Exercise details: Once the data has been read, return all of it precisely as written.
[Supplied records]
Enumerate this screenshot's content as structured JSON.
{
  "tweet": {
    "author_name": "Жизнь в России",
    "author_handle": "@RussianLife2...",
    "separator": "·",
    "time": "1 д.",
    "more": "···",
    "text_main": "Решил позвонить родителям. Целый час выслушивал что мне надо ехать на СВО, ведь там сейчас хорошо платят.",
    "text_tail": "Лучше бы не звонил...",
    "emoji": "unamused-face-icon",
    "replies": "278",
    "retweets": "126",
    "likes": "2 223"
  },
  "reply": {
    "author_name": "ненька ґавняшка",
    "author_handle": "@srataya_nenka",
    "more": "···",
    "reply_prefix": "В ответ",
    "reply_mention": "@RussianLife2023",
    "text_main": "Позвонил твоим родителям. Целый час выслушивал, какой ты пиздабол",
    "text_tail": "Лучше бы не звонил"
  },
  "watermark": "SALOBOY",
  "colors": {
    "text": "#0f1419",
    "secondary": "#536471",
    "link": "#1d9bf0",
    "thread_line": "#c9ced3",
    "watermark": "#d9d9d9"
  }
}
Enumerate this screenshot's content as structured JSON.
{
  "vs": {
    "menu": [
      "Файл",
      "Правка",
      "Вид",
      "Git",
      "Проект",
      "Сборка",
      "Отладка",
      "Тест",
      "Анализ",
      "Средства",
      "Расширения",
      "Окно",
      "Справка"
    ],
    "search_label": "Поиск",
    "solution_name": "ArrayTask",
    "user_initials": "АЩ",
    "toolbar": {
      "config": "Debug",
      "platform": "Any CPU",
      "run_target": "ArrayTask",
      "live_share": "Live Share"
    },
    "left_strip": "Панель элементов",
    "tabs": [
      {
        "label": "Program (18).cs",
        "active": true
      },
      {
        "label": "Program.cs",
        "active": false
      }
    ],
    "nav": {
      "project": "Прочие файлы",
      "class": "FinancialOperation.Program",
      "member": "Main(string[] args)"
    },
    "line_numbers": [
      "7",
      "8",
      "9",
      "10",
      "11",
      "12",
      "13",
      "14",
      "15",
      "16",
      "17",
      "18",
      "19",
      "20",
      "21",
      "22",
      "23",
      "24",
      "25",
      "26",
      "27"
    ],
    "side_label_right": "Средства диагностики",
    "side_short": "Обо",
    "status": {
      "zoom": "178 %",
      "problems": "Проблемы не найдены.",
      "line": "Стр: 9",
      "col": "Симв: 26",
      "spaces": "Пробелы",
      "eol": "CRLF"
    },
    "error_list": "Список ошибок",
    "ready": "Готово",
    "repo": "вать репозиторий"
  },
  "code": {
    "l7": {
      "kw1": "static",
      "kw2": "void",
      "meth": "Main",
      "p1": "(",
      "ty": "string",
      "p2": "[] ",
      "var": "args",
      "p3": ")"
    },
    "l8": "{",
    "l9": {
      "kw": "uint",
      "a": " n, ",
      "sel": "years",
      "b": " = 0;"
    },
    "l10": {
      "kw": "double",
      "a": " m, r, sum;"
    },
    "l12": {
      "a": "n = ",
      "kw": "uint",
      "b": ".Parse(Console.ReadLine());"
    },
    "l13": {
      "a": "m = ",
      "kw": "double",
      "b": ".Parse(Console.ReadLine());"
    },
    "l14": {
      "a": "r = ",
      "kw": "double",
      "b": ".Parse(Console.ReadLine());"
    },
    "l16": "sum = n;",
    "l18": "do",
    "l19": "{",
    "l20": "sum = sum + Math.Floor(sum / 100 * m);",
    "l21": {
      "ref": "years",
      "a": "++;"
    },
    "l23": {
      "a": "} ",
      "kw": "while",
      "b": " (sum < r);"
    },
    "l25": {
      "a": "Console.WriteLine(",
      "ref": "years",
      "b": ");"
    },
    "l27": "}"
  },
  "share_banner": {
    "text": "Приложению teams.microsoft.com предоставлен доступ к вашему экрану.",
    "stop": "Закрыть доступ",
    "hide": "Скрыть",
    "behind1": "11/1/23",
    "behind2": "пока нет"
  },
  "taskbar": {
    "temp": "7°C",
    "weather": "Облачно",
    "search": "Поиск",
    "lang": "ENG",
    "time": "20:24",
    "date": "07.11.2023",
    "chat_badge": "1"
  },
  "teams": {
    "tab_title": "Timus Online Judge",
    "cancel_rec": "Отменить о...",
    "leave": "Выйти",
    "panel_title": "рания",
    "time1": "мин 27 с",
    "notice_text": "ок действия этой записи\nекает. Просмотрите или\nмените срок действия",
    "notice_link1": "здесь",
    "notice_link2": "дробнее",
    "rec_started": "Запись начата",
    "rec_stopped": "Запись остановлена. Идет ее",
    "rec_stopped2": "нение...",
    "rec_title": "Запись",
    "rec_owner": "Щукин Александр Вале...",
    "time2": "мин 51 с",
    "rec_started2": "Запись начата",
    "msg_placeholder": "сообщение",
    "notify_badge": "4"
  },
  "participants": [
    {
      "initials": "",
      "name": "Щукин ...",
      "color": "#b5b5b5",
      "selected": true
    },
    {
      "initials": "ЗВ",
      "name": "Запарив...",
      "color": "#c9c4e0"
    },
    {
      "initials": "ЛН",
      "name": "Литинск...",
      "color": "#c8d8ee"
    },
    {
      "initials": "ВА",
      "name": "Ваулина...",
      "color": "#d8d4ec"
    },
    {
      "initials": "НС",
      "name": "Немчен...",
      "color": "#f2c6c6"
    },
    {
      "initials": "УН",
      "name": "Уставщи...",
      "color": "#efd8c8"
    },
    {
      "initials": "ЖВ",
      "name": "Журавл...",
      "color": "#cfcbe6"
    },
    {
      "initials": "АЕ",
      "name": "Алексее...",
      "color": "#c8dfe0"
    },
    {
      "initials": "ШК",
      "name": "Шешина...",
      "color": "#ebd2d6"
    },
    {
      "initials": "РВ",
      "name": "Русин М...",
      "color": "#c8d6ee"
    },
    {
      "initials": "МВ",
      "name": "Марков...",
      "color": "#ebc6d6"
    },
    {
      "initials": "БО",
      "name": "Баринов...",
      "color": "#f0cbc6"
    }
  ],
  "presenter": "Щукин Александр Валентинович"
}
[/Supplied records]
Output:
Enumerate this screenshot's content as structured JSON.
{
  "tweet": {
    "author_name": "Жизнь в России",
    "author_handle": "@RussianLife2...",
    "separator": "·",
    "time": "1 д.",
    "more": "···",
    "text_main": "Решил позвонить родителям. Целый час выслушивал что мне надо ехать на СВО, ведь там сейчас хорошо платят.",
    "text_tail": "Лучше бы не звонил...",
    "emoji": "unamused-face-icon",
    "replies": "278",
    "retweets": "126",
    "likes": "2 223"
  },
  "reply": {
    "author_name": "ненька ґавняшка",
    "author_handle": "@srataya_nenka",
    "more": "···",
    "reply_prefix": "В ответ",
    "reply_mention": "@RussianLife2023",
    "text_main": "Позвонил твоим родителям. Целый час выслушивал, какой ты пиздабол",
    "text_tail": "Лучше бы не звонил"
  },
  "watermark": "SALOBOY",
  "colors": {
    "text": "#0f1419",
    "secondary": "#536471",
    "link": "#1d9bf0",
    "thread_line": "#c9ced3",
    "watermark": "#d9d9d9"
  }
}
Enumerate this screenshot's content as structured JSON.
{
  "vs": {
    "menu": [
      "Файл",
      "Правка",
      "Вид",
      "Git",
      "Проект",
      "Сборка",
      "Отладка",
      "Тест",
      "Анализ",
      "Средства",
      "Расширения",
      "Окно",
      "Справка"
    ],
    "search_label": "Поиск",
    "solution_name": "ArrayTask",
    "user_initials": "АЩ",
    "toolbar": {
      "config": "Debug",
      "platform": "Any CPU",
      "run_target": "ArrayTask",
      "live_share": "Live Share"
    },
    "left_strip": "Панель элементов",
    "tabs": [
      {
        "label": "Program (18).cs",
        "active": true
      },
      {
        "label": "Program.cs",
        "active": false
      }
    ],
    "nav": {
      "project": "Прочие файлы",
      "class": "FinancialOperation.Program",
      "member": "Main(string[] args)"
    },
    "line_numbers": [
      "7",
      "8",
      "9",
      "10",
      "11",
      "12",
      "13",
      "14",
      "15",
      "16",
      "17",
      "18",
      "19",
      "20",
      "21",
      "22",
      "23",
      "24",
      "25",
      "26",
      "27"
    ],
    "side_label_right": "Средства диагностики",
    "side_short": "Обо",
    "status": {
      "zoom": "178 %",
      "problems": "Проблемы не найдены.",
      "line": "Стр: 9",
      "col": "Симв: 26",
      "spaces": "Пробелы",
      "eol": "CRLF"
    },
    "error_list": "Список ошибок",
    "ready": "Готово",
    "repo": "вать репозиторий"
  },
  "code": {
    "l7": {
      "kw1": "static",
      "kw2": "void",
      "meth": "Main",
      "p1": "(",
      "ty": "string",
      "p2": "[] ",
      "var": "args",
      "p3": ")"
    },
    "l8": "{",
    "l9": {
      "kw": "uint",
      "a": " n, ",
      "sel": "years",
      "b": " = 0;"
    },
    "l10": {
      "kw": "double",
      "a": " m, r, sum;"
    },
    "l12": {
      "a": "n = ",
      "kw": "uint",
      "b": ".Parse(Console.ReadLine());"
    },
    "l13": {
      "a": "m = ",
      "kw": "double",
      "b": ".Parse(Console.ReadLine());"
    },
    "l14": {
      "a": "r = ",
      "kw": "double",
      "b": ".Parse(Console.ReadLine());"
    },
    "l16": "sum = n;",
    "l18": "do",
    "l19": "{",
    "l20": "sum = sum + Math.Floor(sum / 100 * m);",
    "l21": {
      "ref": "years",
      "a": "++;"
    },
    "l23": {
      "a": "} ",
      "kw": "while",
      "b": " (sum < r);"
    },
    "l25": {
      "a": "Console.WriteLine(",
      "ref": "years",
      "b": ");"
    },
    "l27": "}"
  },
  "share_banner": {
    "text": "Приложению teams.microsoft.com предоставлен доступ к вашему экрану.",
    "stop": "Закрыть доступ",
    "hide": "Скрыть",
    "behind1": "11/1/23",
    "behind2": "пока нет"
  },
  "taskbar": {
    "temp": "7°C",
    "weather": "Облачно",
    "search": "Поиск",
    "lang": "ENG",
    "time": "20:24",
    "date": "07.11.2023",
    "chat_badge": "1"
  },
  "teams": {
    "tab_title": "Timus Online Judge",
    "cancel_rec": "Отменить о...",
    "leave": "Выйти",
    "panel_title": "рания",
    "time1": "мин 27 с",
    "notice_text": "ок действия этой записи\nекает. Просмотрите или\nмените срок действия",
    "notice_link1": "здесь",
    "notice_link2": "дробнее",
    "rec_started": "Запись начата",
    "rec_stopped": "Запись остановлена. Идет ее",
    "rec_stopped2": "нение...",
    "rec_title": "Запись",
    "rec_owner": "Щукин Александр Вале...",
    "time2": "мин 51 с",
    "rec_started2": "Запись начата",
    "msg_placeholder": "сообщение",
    "notify_badge": "4"
  },
  "participants": [
    {
      "initials": "",
      "name": "Щукин ...",
      "color": "#b5b5b5",
      "selected": true
    },
    {
      "initials": "ЗВ",
      "name": "Запарив...",
      "color": "#c9c4e0"
    },
    {
      "initials": "ЛН",
      "name": "Литинск...",
      "color": "#c8d8ee"
    },
    {
      "initials": "ВА",
      "name": "Ваулина...",
      "color": "#d8d4ec"
    },
    {
      "initials": "НС",
      "name": "Немчен...",
      "color": "#f2c6c6"
    },
    {
      "initials": "УН",
      "name": "Уставщи...",
      "color": "#efd8c8"
    },
    {
      "initials": "ЖВ",
      "name": "Журавл...",
      "color": "#cfcbe6"
    },
    {
      "initials": "АЕ",
      "name": "Алексее...",
      "color": "#c8dfe0"
    },
    {
      "initials": "ШК",
      "name": "Шешина...",
      "color": "#ebd2d6"
    },
    {
      "initials": "РВ",
      "name": "Русин М...",
      "color": "#c8d6ee"
    },
    {
      "initials": "МВ",
      "name": "Марков...",
      "color": "#ebc6d6"
    },
    {
      "initials": "БО",
      "name": "Баринов...",
      "color": "#f0cbc6"
    }
  ],
  "presenter": "Щукин Александр Валентинович"
}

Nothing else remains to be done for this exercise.